On November 26 the switch was turned on to the second largest capacity roof-top solar energy system in Australia, allowing not only STC but fellow wharfies Sydney Dance Company and Bangarra Dance Theatre to derive up to 70 per cent of their power from renewable sources.
Queensland cane-cutters and wharfies seemed more open to new ideas, and more attracted to communist ideology than labourers in other parts of rural Australia.
They are people from all walks of life--a dairy-farmer, a former war-time air crew staff, a police Commissioner, Labor MPs (such as Kim Beazley, Snr), a prime ministerial adviser on foreign affairs (Allan Griffith), a trade union leader for the wharfies (Jim Beggs), a Laotian refugee, an Aboriginal community worker (Reg Blow)--not to mention their wives of similarly strong personality and dedication.
At Brisbane aircraft to be unloaded were ripped apart by wharfies in revenge for American military police inspecting their lunch-kits for stolen cigarettes.
During the waterfront dispute in 1998, Gawanali and Neowarra sent letters of support to the striking wharfies.
21) In 1971, 660 wharfies worked the Lyttelton harbour; by 1999, this had been reduced to less than 150 as mechanisation and improved technology facilitated the handling of greater volumes of cargo.
Politicisation occurred in the most unexpected and unlikely places: in the grandmothers who came down to the wharves; in the police who, under the shadow of their own industrial relations problems, questioned their role in the dispute; and in the masses who rallied in support of the wharfies -- those from the ranks of the `I've-never-been-political, but .
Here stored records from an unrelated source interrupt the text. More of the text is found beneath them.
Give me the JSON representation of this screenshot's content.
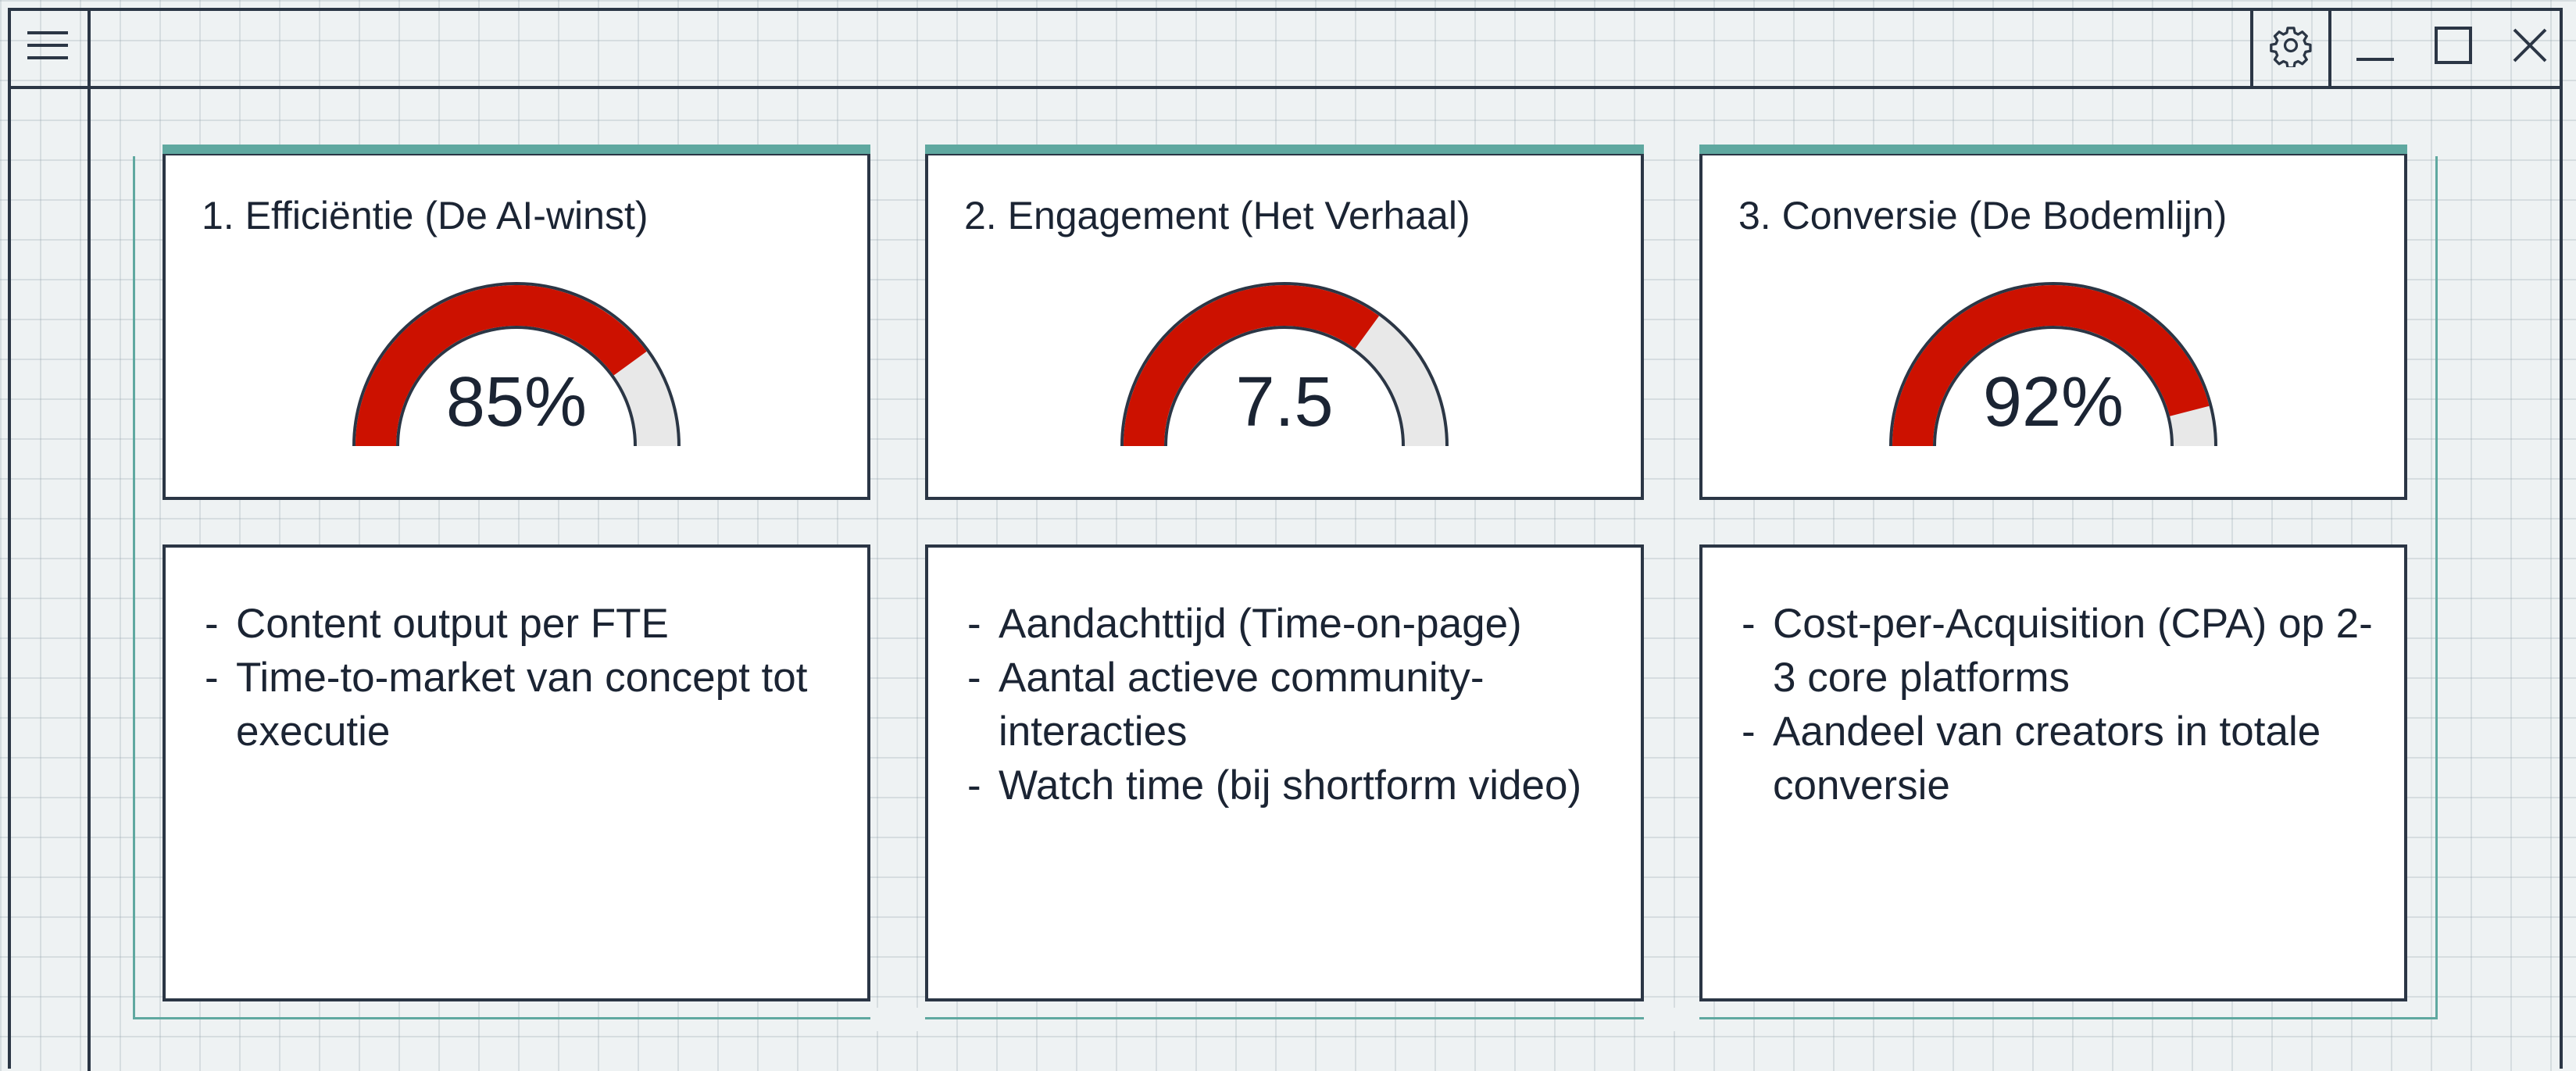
{
  "window": {
    "menu_icon": "hamburger-menu-icon",
    "controls": [
      "gear-icon",
      "minimize-icon",
      "maximize-icon",
      "close-icon"
    ]
  },
  "colors": {
    "accent": "#5fa8a0",
    "gauge_fill": "#cc1100",
    "gauge_track": "#e8e8e8",
    "border": "#2b3645"
  },
  "cards": [
    {
      "title": "1. Efficiëntie (De AI-winst)",
      "gauge_value": "85%",
      "gauge_fraction": 0.8,
      "bullets": [
        "Content output per FTE",
        "Time-to-market van concept tot executie"
      ]
    },
    {
      "title": "2. Engagement (Het Verhaal)",
      "gauge_value": "7.5",
      "gauge_fraction": 0.7,
      "bullets": [
        "Aandachttijd (Time-on-page)",
        "Aantal actieve community-interacties",
        "Watch time (bij shortform video)"
      ]
    },
    {
      "title": "3. Conversie (De Bodemlijn)",
      "gauge_value": "92%",
      "gauge_fraction": 0.92,
      "bullets": [
        "Cost-per-Acquisition (CPA) op 2-3 core platforms",
        "Aandeel van creators in totale conversie"
      ]
    }
  ]
}
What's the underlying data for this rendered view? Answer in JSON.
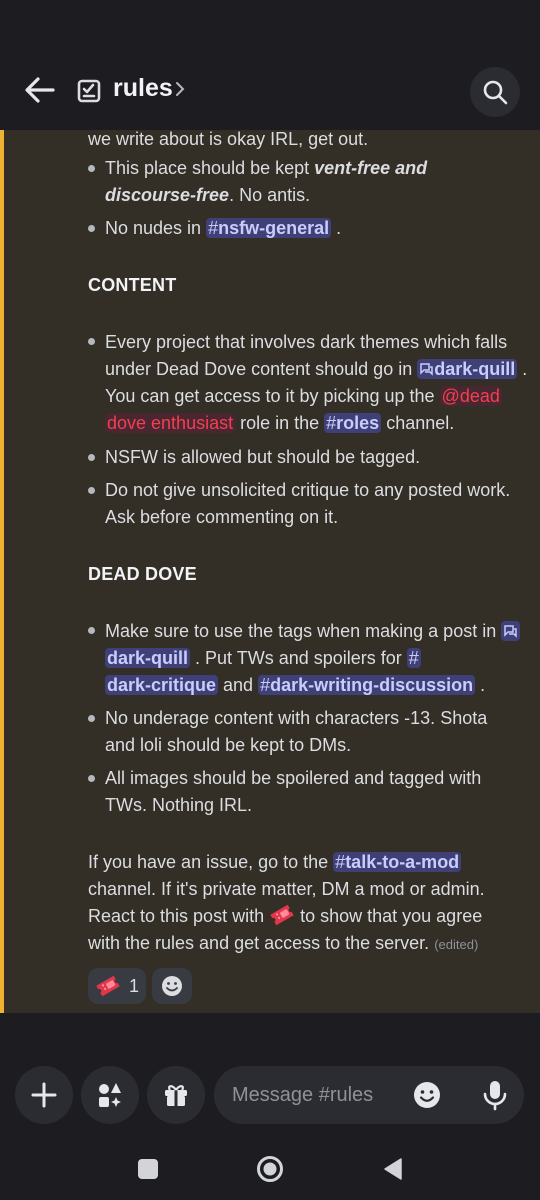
{
  "header": {
    "title": "rules",
    "back_icon": "arrow-left-icon",
    "channel_icon": "rules-channel-icon",
    "search_icon": "search-icon"
  },
  "message": {
    "l0": "we write about is okay IRL, get out.",
    "r1_a": "This place should be kept ",
    "r1_b": "vent-free and",
    "r1_c": "discourse-free",
    "r1_d": ". No antis.",
    "r2_a": "No nudes in ",
    "ch_nsfw_general": "nsfw-general",
    "r2_b": " .",
    "heading_content": "CONTENT",
    "c1_a": "Every project that involves dark themes which falls",
    "c1_b": "under Dead Dove content should go in ",
    "ch_dark_quill": "dark-quill",
    "c1_c": " .",
    "c1_d": "You can get access to it by picking up the ",
    "role_a": "@dead",
    "role_b": "dove enthusiast",
    "c1_e": " role in the ",
    "ch_roles": "roles",
    "c1_f": " channel.",
    "c2": "NSFW is allowed but should be tagged.",
    "c3_a": "Do not give unsolicited critique to any posted work.",
    "c3_b": "Ask before commenting on it.",
    "heading_dead_dove": "DEAD DOVE",
    "d1_a": "Make sure to use the tags when making a post in ",
    "ch_dark_quill_2": "dark-quill",
    "d1_b": " . Put TWs and spoilers for ",
    "ch_dark_critique": "dark-critique",
    "d1_c": " and ",
    "ch_dark_writing_discussion": "dark-writing-discussion",
    "d1_d": " .",
    "d2_a": "No underage content with characters -13. Shota",
    "d2_b": "and loli should be kept to DMs.",
    "d3_a": "All images should be spoilered and tagged with",
    "d3_b": "TWs. Nothing IRL.",
    "f1_a": "If you have an issue, go to the ",
    "ch_talk_to_a_mod": "talk-to-a-mod",
    "f2": "channel. If it's private matter, DM a mod or admin.",
    "f3_a": "React to this post with ",
    "f3_b": " to show that you agree",
    "f4": "with the rules and get access to the server.",
    "edited": "(edited)",
    "hash": "#"
  },
  "reactions": [
    {
      "icon": "ticket-icon",
      "count": "1"
    },
    {
      "icon": "add-reaction-icon"
    }
  ],
  "composer": {
    "placeholder": "Message #rules"
  },
  "colors": {
    "accent_bar": "#f0b232",
    "mention_bg": "#3e4077",
    "role_color": "#f23f52",
    "message_bg": "#332e26"
  }
}
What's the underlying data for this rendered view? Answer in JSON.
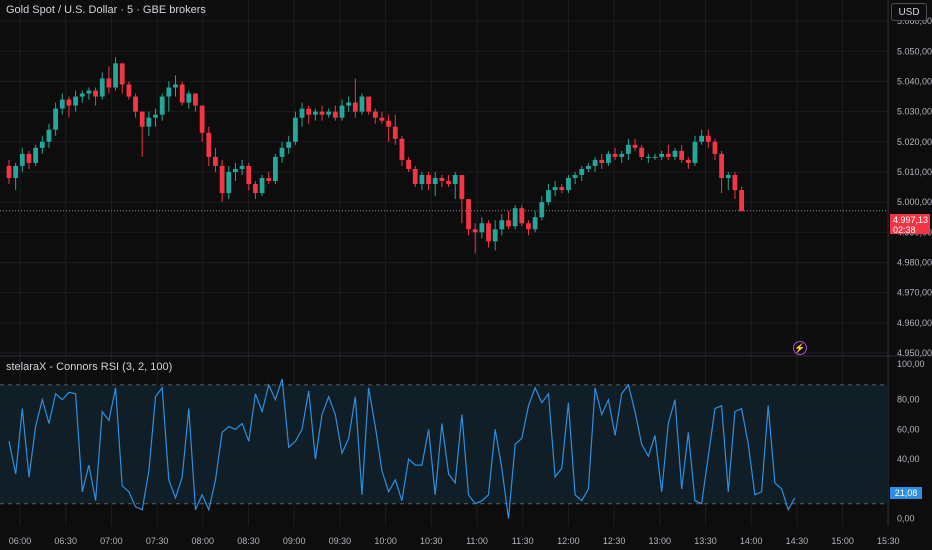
{
  "header": {
    "title": "Gold Spot / U.S. Dollar · 5 · GBE brokers",
    "currency_label": "USD"
  },
  "indicator": {
    "title": "stelaraX - Connors RSI (3, 2, 100)"
  },
  "badges": {
    "price_value": "4.997,13",
    "price_countdown": "02:38",
    "rsi_value": "21,08"
  },
  "colors": {
    "background": "#0d0d0d",
    "up": "#26a69a",
    "down": "#f23645",
    "rsi_line": "#2f8fdf",
    "rsi_fill": "#0f1e27",
    "grid": "#1b1d22"
  },
  "chart_data": [
    {
      "type": "candlestick",
      "title": "Gold Spot / U.S. Dollar · 5 · GBE brokers",
      "y_axis_ticks": [
        "5.060,00",
        "5.050,00",
        "5.040,00",
        "5.030,00",
        "5.020,00",
        "5.010,00",
        "5.000,00",
        "4.990,00",
        "4.980,00",
        "4.970,00",
        "4.960,00",
        "4.950,00"
      ],
      "y_tick_values": [
        5060,
        5050,
        5040,
        5030,
        5020,
        5010,
        5000,
        4990,
        4980,
        4970,
        4960,
        4950
      ],
      "ylim": [
        4949,
        5067
      ],
      "x_axis_ticks": [
        "06:00",
        "06:30",
        "07:00",
        "07:30",
        "08:00",
        "08:30",
        "09:00",
        "09:30",
        "10:00",
        "10:30",
        "11:00",
        "11:30",
        "12:00",
        "12:30",
        "13:00",
        "13:30",
        "14:00",
        "14:30",
        "15:00",
        "15:30"
      ],
      "last_price": 4997.13,
      "candles": [
        [
          5012,
          5014,
          5006,
          5008
        ],
        [
          5008,
          5013,
          5004,
          5012
        ],
        [
          5012,
          5018,
          5010,
          5016
        ],
        [
          5016,
          5017,
          5011,
          5013
        ],
        [
          5013,
          5019,
          5012,
          5018
        ],
        [
          5018,
          5022,
          5016,
          5020
        ],
        [
          5020,
          5026,
          5018,
          5024
        ],
        [
          5024,
          5033,
          5022,
          5031
        ],
        [
          5031,
          5036,
          5029,
          5034
        ],
        [
          5034,
          5035,
          5028,
          5032
        ],
        [
          5032,
          5037,
          5030,
          5035
        ],
        [
          5035,
          5037,
          5033,
          5036
        ],
        [
          5036,
          5038,
          5034,
          5037
        ],
        [
          5037,
          5038,
          5032,
          5035
        ],
        [
          5035,
          5043,
          5034,
          5041
        ],
        [
          5041,
          5045,
          5036,
          5038
        ],
        [
          5038,
          5048,
          5037,
          5046
        ],
        [
          5046,
          5046,
          5036,
          5039
        ],
        [
          5039,
          5040,
          5034,
          5035
        ],
        [
          5035,
          5036,
          5028,
          5030
        ],
        [
          5030,
          5030,
          5015,
          5025
        ],
        [
          5025,
          5030,
          5022,
          5028
        ],
        [
          5028,
          5031,
          5025,
          5029
        ],
        [
          5029,
          5036,
          5027,
          5035
        ],
        [
          5035,
          5040,
          5030,
          5038
        ],
        [
          5038,
          5042,
          5035,
          5039
        ],
        [
          5039,
          5040,
          5032,
          5033
        ],
        [
          5033,
          5037,
          5031,
          5036
        ],
        [
          5036,
          5036,
          5030,
          5032
        ],
        [
          5032,
          5032,
          5020,
          5023
        ],
        [
          5023,
          5025,
          5012,
          5015
        ],
        [
          5015,
          5018,
          5010,
          5012
        ],
        [
          5012,
          5014,
          5000,
          5003
        ],
        [
          5003,
          5012,
          5001,
          5010
        ],
        [
          5010,
          5013,
          5007,
          5011
        ],
        [
          5011,
          5014,
          5009,
          5012
        ],
        [
          5012,
          5013,
          5004,
          5006
        ],
        [
          5006,
          5007,
          5001,
          5003
        ],
        [
          5003,
          5009,
          5002,
          5008
        ],
        [
          5008,
          5010,
          5006,
          5007
        ],
        [
          5007,
          5016,
          5006,
          5015
        ],
        [
          5015,
          5020,
          5013,
          5018
        ],
        [
          5018,
          5022,
          5016,
          5020
        ],
        [
          5020,
          5030,
          5019,
          5028
        ],
        [
          5028,
          5033,
          5025,
          5031
        ],
        [
          5031,
          5032,
          5026,
          5029
        ],
        [
          5029,
          5031,
          5027,
          5030
        ],
        [
          5030,
          5032,
          5027,
          5029
        ],
        [
          5029,
          5031,
          5028,
          5030
        ],
        [
          5030,
          5032,
          5027,
          5028
        ],
        [
          5028,
          5034,
          5027,
          5032
        ],
        [
          5032,
          5035,
          5030,
          5033
        ],
        [
          5033,
          5041,
          5028,
          5030
        ],
        [
          5030,
          5036,
          5029,
          5035
        ],
        [
          5035,
          5035,
          5029,
          5030
        ],
        [
          5030,
          5031,
          5026,
          5028
        ],
        [
          5028,
          5030,
          5026,
          5027
        ],
        [
          5027,
          5029,
          5020,
          5025
        ],
        [
          5025,
          5029,
          5019,
          5021
        ],
        [
          5021,
          5022,
          5012,
          5014
        ],
        [
          5014,
          5015,
          5010,
          5011
        ],
        [
          5011,
          5012,
          5005,
          5006
        ],
        [
          5006,
          5010,
          5004,
          5009
        ],
        [
          5009,
          5010,
          5004,
          5006
        ],
        [
          5006,
          5010,
          5002,
          5008
        ],
        [
          5008,
          5009,
          5005,
          5007
        ],
        [
          5007,
          5009,
          5005,
          5006
        ],
        [
          5006,
          5010,
          5001,
          5009
        ],
        [
          5009,
          5009,
          4993,
          5001
        ],
        [
          5001,
          5001,
          4989,
          4991
        ],
        [
          4991,
          4993,
          4983,
          4990
        ],
        [
          4990,
          4995,
          4988,
          4993
        ],
        [
          4993,
          4994,
          4985,
          4987
        ],
        [
          4987,
          4994,
          4984,
          4991
        ],
        [
          4991,
          4996,
          4989,
          4994
        ],
        [
          4994,
          4997,
          4991,
          4992
        ],
        [
          4992,
          4999,
          4991,
          4998
        ],
        [
          4998,
          4999,
          4992,
          4993
        ],
        [
          4993,
          4994,
          4989,
          4991
        ],
        [
          4991,
          4997,
          4990,
          4995
        ],
        [
          4995,
          5002,
          4994,
          5000
        ],
        [
          5000,
          5006,
          4999,
          5004
        ],
        [
          5004,
          5007,
          5002,
          5005
        ],
        [
          5005,
          5006,
          5003,
          5004
        ],
        [
          5004,
          5009,
          5003,
          5008
        ],
        [
          5008,
          5010,
          5006,
          5009
        ],
        [
          5009,
          5012,
          5007,
          5011
        ],
        [
          5011,
          5013,
          5010,
          5012
        ],
        [
          5012,
          5015,
          5010,
          5014
        ],
        [
          5014,
          5016,
          5011,
          5013
        ],
        [
          5013,
          5017,
          5012,
          5016
        ],
        [
          5016,
          5018,
          5014,
          5015
        ],
        [
          5015,
          5017,
          5013,
          5016
        ],
        [
          5016,
          5021,
          5014,
          5019
        ],
        [
          5019,
          5021,
          5017,
          5018
        ],
        [
          5018,
          5019,
          5014,
          5015
        ],
        [
          5015,
          5016,
          5013,
          5015
        ],
        [
          5015,
          5016,
          5014,
          5015
        ],
        [
          5015,
          5017,
          5014,
          5016
        ],
        [
          5016,
          5019,
          5014,
          5015
        ],
        [
          5015,
          5018,
          5014,
          5017
        ],
        [
          5017,
          5019,
          5013,
          5014
        ],
        [
          5014,
          5015,
          5011,
          5013
        ],
        [
          5013,
          5022,
          5012,
          5020
        ],
        [
          5020,
          5024,
          5019,
          5022
        ],
        [
          5022,
          5024,
          5018,
          5020
        ],
        [
          5020,
          5021,
          5014,
          5016
        ],
        [
          5016,
          5017,
          5003,
          5008
        ],
        [
          5008,
          5010,
          5004,
          5009
        ],
        [
          5009,
          5010,
          5001,
          5004
        ],
        [
          5004,
          5005,
          4997,
          4997
        ]
      ]
    },
    {
      "type": "line",
      "title": "stelaraX - Connors RSI (3, 2, 100)",
      "y_axis_ticks": [
        "100,00",
        "80,00",
        "60,00",
        "40,00",
        "0,00"
      ],
      "y_tick_values": [
        100,
        80,
        60,
        40,
        0
      ],
      "ylim": [
        -5,
        100
      ],
      "upper_band": 90,
      "lower_band": 10,
      "last_value": 21.08,
      "series": [
        {
          "values": [
            52,
            30,
            74,
            28,
            62,
            80,
            64,
            84,
            80,
            85,
            84,
            18,
            36,
            12,
            72,
            66,
            88,
            22,
            18,
            8,
            6,
            32,
            82,
            88,
            26,
            14,
            28,
            74,
            6,
            16,
            6,
            26,
            58,
            62,
            60,
            64,
            52,
            84,
            72,
            90,
            80,
            94,
            48,
            52,
            60,
            86,
            40,
            70,
            82,
            70,
            44,
            54,
            82,
            16,
            88,
            62,
            32,
            18,
            26,
            12,
            40,
            36,
            36,
            60,
            16,
            64,
            30,
            24,
            70,
            16,
            10,
            12,
            16,
            60,
            34,
            0,
            50,
            54,
            76,
            88,
            78,
            84,
            28,
            34,
            78,
            16,
            12,
            20,
            88,
            70,
            80,
            56,
            84,
            90,
            72,
            50,
            42,
            56,
            18,
            64,
            80,
            20,
            58,
            12,
            10,
            42,
            74,
            76,
            18,
            72,
            74,
            50,
            16,
            18,
            76,
            24,
            20,
            6,
            14
          ]
        }
      ]
    }
  ]
}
The Arts at the Workplace," Caper, 5 (1980), 1; Sandy Kirby, Artists and Unions: A Critical Tradition -- Report on the Art and Working Life Program (Sydney 1992), 10-1; Debra Mills, "All those in favour," Industrial Issues and Cultural Tools, Papers and Proceedings of the 2nd National Art and Working Life Conference, October 1990 (Sydney 1991), 5; Andrew Reeves, A Tapestry of Australia: The Sydney Wharfies Mural (Sydney 1992), 9-10.
20) Likewise the novel points ahead to 1951 in its portrait of the National Party supporter who boasted that once his party was in power 'Sid Holland would put those bloody wharfies and miners in their place, make no mistake about that' (p.